• [Work task]
Check each line of the records below and collect those that include the word "icon".
[[ Supplied information open ]]
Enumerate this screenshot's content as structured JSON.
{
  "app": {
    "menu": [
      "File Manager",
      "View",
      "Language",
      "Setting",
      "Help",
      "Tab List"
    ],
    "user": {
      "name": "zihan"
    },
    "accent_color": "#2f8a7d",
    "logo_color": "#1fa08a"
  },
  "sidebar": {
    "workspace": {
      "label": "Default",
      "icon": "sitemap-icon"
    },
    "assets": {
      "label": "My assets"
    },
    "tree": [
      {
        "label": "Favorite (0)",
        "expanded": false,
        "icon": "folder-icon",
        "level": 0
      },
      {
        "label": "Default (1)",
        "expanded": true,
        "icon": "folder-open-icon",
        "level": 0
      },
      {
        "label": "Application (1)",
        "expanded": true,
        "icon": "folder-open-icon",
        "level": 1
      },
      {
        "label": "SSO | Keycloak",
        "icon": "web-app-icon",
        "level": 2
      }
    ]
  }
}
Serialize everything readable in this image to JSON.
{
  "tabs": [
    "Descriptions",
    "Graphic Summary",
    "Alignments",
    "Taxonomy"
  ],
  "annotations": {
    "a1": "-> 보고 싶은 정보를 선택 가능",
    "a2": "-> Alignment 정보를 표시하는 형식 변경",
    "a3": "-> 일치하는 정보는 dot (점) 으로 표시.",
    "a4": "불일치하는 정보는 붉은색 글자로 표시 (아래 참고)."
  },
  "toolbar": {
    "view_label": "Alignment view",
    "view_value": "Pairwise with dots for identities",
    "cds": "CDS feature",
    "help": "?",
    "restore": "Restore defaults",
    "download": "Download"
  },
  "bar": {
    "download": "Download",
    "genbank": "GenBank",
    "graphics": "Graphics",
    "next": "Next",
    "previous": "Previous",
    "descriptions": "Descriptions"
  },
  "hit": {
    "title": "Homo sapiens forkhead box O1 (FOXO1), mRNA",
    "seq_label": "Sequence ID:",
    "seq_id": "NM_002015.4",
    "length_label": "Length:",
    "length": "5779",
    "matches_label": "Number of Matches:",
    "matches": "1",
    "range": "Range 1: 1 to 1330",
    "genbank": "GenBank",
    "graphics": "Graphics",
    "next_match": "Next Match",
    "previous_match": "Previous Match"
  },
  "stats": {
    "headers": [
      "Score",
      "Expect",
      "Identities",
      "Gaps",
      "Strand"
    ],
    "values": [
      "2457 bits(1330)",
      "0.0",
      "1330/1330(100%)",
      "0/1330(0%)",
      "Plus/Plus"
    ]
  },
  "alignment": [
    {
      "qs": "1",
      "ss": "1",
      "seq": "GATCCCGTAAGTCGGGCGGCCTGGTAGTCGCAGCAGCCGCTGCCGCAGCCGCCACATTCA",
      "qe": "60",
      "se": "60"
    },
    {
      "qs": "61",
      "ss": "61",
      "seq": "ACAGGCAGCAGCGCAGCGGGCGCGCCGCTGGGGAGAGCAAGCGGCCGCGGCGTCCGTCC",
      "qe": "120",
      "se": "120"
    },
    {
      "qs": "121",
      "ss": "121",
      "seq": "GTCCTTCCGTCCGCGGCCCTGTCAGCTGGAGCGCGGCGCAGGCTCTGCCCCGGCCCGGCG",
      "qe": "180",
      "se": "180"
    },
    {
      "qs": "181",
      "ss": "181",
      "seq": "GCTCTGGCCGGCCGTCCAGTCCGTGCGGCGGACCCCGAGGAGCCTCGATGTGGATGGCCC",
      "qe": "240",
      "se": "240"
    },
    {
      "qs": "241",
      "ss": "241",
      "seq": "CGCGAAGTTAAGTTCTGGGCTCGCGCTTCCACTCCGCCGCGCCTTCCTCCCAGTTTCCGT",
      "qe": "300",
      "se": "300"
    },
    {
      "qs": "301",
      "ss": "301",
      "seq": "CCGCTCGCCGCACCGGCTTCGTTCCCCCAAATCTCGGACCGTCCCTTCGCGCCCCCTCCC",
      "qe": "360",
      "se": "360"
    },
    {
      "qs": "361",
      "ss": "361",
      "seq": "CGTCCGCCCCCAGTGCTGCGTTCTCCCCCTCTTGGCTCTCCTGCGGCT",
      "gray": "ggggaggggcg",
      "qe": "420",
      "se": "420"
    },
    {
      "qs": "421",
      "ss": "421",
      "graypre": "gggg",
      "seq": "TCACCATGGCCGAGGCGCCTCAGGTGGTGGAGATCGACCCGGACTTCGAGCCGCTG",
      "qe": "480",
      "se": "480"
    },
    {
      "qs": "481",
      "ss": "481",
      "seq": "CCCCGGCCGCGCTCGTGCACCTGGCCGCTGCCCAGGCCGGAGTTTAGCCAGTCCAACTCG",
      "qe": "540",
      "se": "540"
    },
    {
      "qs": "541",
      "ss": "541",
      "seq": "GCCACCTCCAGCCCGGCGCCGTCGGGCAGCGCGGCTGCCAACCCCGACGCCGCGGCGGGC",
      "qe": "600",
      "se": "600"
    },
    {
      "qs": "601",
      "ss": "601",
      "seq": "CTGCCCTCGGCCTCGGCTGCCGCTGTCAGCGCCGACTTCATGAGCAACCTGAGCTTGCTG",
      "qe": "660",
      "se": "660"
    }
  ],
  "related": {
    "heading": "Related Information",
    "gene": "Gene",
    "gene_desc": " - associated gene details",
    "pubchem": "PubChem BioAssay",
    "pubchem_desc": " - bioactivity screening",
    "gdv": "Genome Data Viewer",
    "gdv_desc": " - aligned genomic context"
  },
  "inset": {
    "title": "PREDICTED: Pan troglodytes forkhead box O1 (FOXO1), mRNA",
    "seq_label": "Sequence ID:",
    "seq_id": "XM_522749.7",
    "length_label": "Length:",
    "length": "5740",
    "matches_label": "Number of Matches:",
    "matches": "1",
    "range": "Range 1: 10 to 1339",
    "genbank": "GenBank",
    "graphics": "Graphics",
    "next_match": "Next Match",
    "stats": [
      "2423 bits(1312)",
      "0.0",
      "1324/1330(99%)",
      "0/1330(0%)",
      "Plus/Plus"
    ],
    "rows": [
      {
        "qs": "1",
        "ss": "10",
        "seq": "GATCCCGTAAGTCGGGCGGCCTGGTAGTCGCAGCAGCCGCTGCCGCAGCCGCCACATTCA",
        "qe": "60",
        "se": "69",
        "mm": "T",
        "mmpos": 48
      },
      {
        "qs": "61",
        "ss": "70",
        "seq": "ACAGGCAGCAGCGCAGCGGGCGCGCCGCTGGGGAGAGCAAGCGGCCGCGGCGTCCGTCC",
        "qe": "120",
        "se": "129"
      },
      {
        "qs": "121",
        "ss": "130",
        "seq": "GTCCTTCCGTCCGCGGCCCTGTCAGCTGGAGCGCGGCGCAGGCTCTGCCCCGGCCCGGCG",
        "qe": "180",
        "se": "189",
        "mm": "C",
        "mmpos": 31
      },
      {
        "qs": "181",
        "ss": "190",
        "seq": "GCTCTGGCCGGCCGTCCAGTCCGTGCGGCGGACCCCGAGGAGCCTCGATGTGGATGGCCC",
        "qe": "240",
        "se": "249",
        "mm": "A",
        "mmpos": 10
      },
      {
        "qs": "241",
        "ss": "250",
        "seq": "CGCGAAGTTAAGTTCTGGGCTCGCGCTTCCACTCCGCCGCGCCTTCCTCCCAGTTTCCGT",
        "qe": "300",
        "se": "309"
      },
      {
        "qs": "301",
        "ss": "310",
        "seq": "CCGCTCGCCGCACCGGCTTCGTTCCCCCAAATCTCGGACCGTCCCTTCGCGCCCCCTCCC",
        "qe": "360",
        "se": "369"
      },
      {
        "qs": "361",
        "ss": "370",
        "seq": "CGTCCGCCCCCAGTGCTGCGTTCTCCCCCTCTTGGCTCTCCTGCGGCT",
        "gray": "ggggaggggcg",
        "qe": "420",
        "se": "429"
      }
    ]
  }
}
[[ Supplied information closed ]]
• [Answer below]
      "icon": "sitemap-icon"
        "icon": "folder-icon",
        "icon": "folder-open-icon",
        "icon": "folder-open-icon",
        "icon": "web-app-icon",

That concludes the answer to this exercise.